- EXERCISE AIM: Go through the listing beneath this task and return every line that carries the string "JSON".
......
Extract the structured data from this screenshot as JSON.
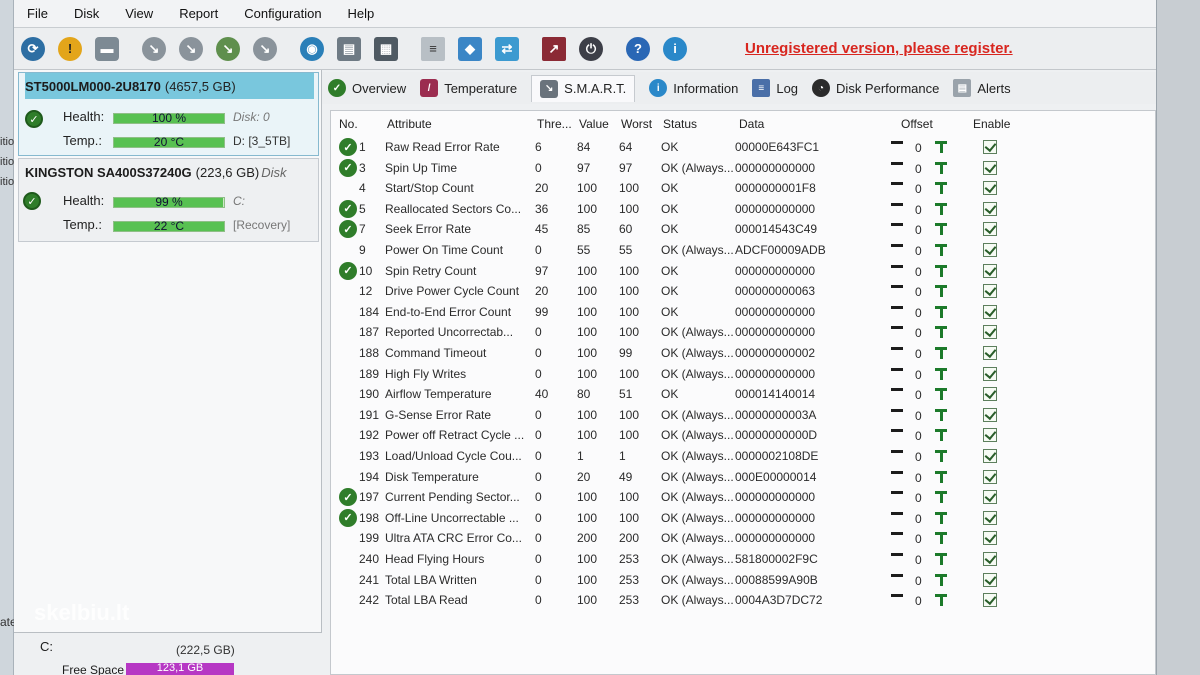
{
  "menu": [
    "File",
    "Disk",
    "View",
    "Report",
    "Configuration",
    "Help"
  ],
  "left_strip_text": [
    "itio",
    "itio",
    "itio",
    "ated"
  ],
  "unregistered": "Unregistered version, please register.",
  "disks": [
    {
      "name": "ST5000LM000-2U8170",
      "capacity": "(4657,5 GB)",
      "tail": "",
      "health_label": "Health:",
      "health": "100 %",
      "health_pct": 100,
      "disk_info": "Disk: 0",
      "temp_label": "Temp.:",
      "temp": "20 °C",
      "volume_info": "D: [3_5TB]"
    },
    {
      "name": "KINGSTON SA400S37240G",
      "capacity": "(223,6 GB)",
      "tail": "Disk",
      "health_label": "Health:",
      "health": "99 %",
      "health_pct": 99,
      "disk_info": "C:",
      "temp_label": "Temp.:",
      "temp": "22 °C",
      "volume_info": "[Recovery]"
    }
  ],
  "volume": {
    "name": "C:",
    "size": "(222,5 GB)",
    "free_label": "Free Space",
    "free_value": "123,1 GB"
  },
  "tabs": [
    "Overview",
    "Temperature",
    "S.M.A.R.T.",
    "Information",
    "Log",
    "Disk Performance",
    "Alerts"
  ],
  "smart": {
    "headers": {
      "no": "No.",
      "attribute": "Attribute",
      "threshold": "Thre...",
      "value": "Value",
      "worst": "Worst",
      "status": "Status",
      "data": "Data",
      "offset": "Offset",
      "enable": "Enable"
    },
    "rows": [
      {
        "ok": true,
        "no": "1",
        "attribute": "Raw Read Error Rate",
        "threshold": "6",
        "value": "84",
        "worst": "64",
        "status": "OK",
        "data": "00000E643FC1",
        "offset": "0"
      },
      {
        "ok": true,
        "no": "3",
        "attribute": "Spin Up Time",
        "threshold": "0",
        "value": "97",
        "worst": "97",
        "status": "OK (Always...",
        "data": "000000000000",
        "offset": "0"
      },
      {
        "ok": false,
        "no": "4",
        "attribute": "Start/Stop Count",
        "threshold": "20",
        "value": "100",
        "worst": "100",
        "status": "OK",
        "data": "0000000001F8",
        "offset": "0"
      },
      {
        "ok": true,
        "no": "5",
        "attribute": "Reallocated Sectors Co...",
        "threshold": "36",
        "value": "100",
        "worst": "100",
        "status": "OK",
        "data": "000000000000",
        "offset": "0"
      },
      {
        "ok": true,
        "no": "7",
        "attribute": "Seek Error Rate",
        "threshold": "45",
        "value": "85",
        "worst": "60",
        "status": "OK",
        "data": "000014543C49",
        "offset": "0"
      },
      {
        "ok": false,
        "no": "9",
        "attribute": "Power On Time Count",
        "threshold": "0",
        "value": "55",
        "worst": "55",
        "status": "OK (Always...",
        "data": "ADCF00009ADB",
        "offset": "0"
      },
      {
        "ok": true,
        "no": "10",
        "attribute": "Spin Retry Count",
        "threshold": "97",
        "value": "100",
        "worst": "100",
        "status": "OK",
        "data": "000000000000",
        "offset": "0"
      },
      {
        "ok": false,
        "no": "12",
        "attribute": "Drive Power Cycle Count",
        "threshold": "20",
        "value": "100",
        "worst": "100",
        "status": "OK",
        "data": "000000000063",
        "offset": "0"
      },
      {
        "ok": false,
        "no": "184",
        "attribute": "End-to-End Error Count",
        "threshold": "99",
        "value": "100",
        "worst": "100",
        "status": "OK",
        "data": "000000000000",
        "offset": "0"
      },
      {
        "ok": false,
        "no": "187",
        "attribute": "Reported Uncorrectab...",
        "threshold": "0",
        "value": "100",
        "worst": "100",
        "status": "OK (Always...",
        "data": "000000000000",
        "offset": "0"
      },
      {
        "ok": false,
        "no": "188",
        "attribute": "Command Timeout",
        "threshold": "0",
        "value": "100",
        "worst": "99",
        "status": "OK (Always...",
        "data": "000000000002",
        "offset": "0"
      },
      {
        "ok": false,
        "no": "189",
        "attribute": "High Fly Writes",
        "threshold": "0",
        "value": "100",
        "worst": "100",
        "status": "OK (Always...",
        "data": "000000000000",
        "offset": "0"
      },
      {
        "ok": false,
        "no": "190",
        "attribute": "Airflow Temperature",
        "threshold": "40",
        "value": "80",
        "worst": "51",
        "status": "OK",
        "data": "000014140014",
        "offset": "0"
      },
      {
        "ok": false,
        "no": "191",
        "attribute": "G-Sense Error Rate",
        "threshold": "0",
        "value": "100",
        "worst": "100",
        "status": "OK (Always...",
        "data": "00000000003A",
        "offset": "0"
      },
      {
        "ok": false,
        "no": "192",
        "attribute": "Power off Retract Cycle ...",
        "threshold": "0",
        "value": "100",
        "worst": "100",
        "status": "OK (Always...",
        "data": "00000000000D",
        "offset": "0"
      },
      {
        "ok": false,
        "no": "193",
        "attribute": "Load/Unload Cycle Cou...",
        "threshold": "0",
        "value": "1",
        "worst": "1",
        "status": "OK (Always...",
        "data": "0000002108DE",
        "offset": "0"
      },
      {
        "ok": false,
        "no": "194",
        "attribute": "Disk Temperature",
        "threshold": "0",
        "value": "20",
        "worst": "49",
        "status": "OK (Always...",
        "data": "000E00000014",
        "offset": "0"
      },
      {
        "ok": true,
        "no": "197",
        "attribute": "Current Pending Sector...",
        "threshold": "0",
        "value": "100",
        "worst": "100",
        "status": "OK (Always...",
        "data": "000000000000",
        "offset": "0"
      },
      {
        "ok": true,
        "no": "198",
        "attribute": "Off-Line Uncorrectable ...",
        "threshold": "0",
        "value": "100",
        "worst": "100",
        "status": "OK (Always...",
        "data": "000000000000",
        "offset": "0"
      },
      {
        "ok": false,
        "no": "199",
        "attribute": "Ultra ATA CRC Error Co...",
        "threshold": "0",
        "value": "200",
        "worst": "200",
        "status": "OK (Always...",
        "data": "000000000000",
        "offset": "0"
      },
      {
        "ok": false,
        "no": "240",
        "attribute": "Head Flying Hours",
        "threshold": "0",
        "value": "100",
        "worst": "253",
        "status": "OK (Always...",
        "data": "581800002F9C",
        "offset": "0"
      },
      {
        "ok": false,
        "no": "241",
        "attribute": "Total LBA Written",
        "threshold": "0",
        "value": "100",
        "worst": "253",
        "status": "OK (Always...",
        "data": "00088599A90B",
        "offset": "0"
      },
      {
        "ok": false,
        "no": "242",
        "attribute": "Total LBA Read",
        "threshold": "0",
        "value": "100",
        "worst": "253",
        "status": "OK (Always...",
        "data": "0004A3D7DC72",
        "offset": "0"
      }
    ]
  },
  "watermark": "skelbiu.lt"
}
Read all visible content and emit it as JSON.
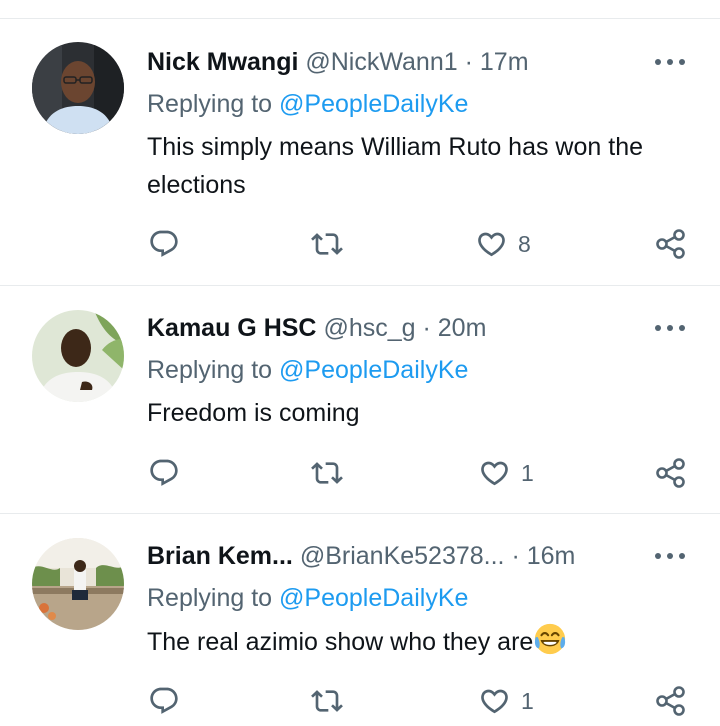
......
- EXERCISE ANSWER:
Extract the structured data from this screenshot as JSON.
Read all visible content and emit it as JSON.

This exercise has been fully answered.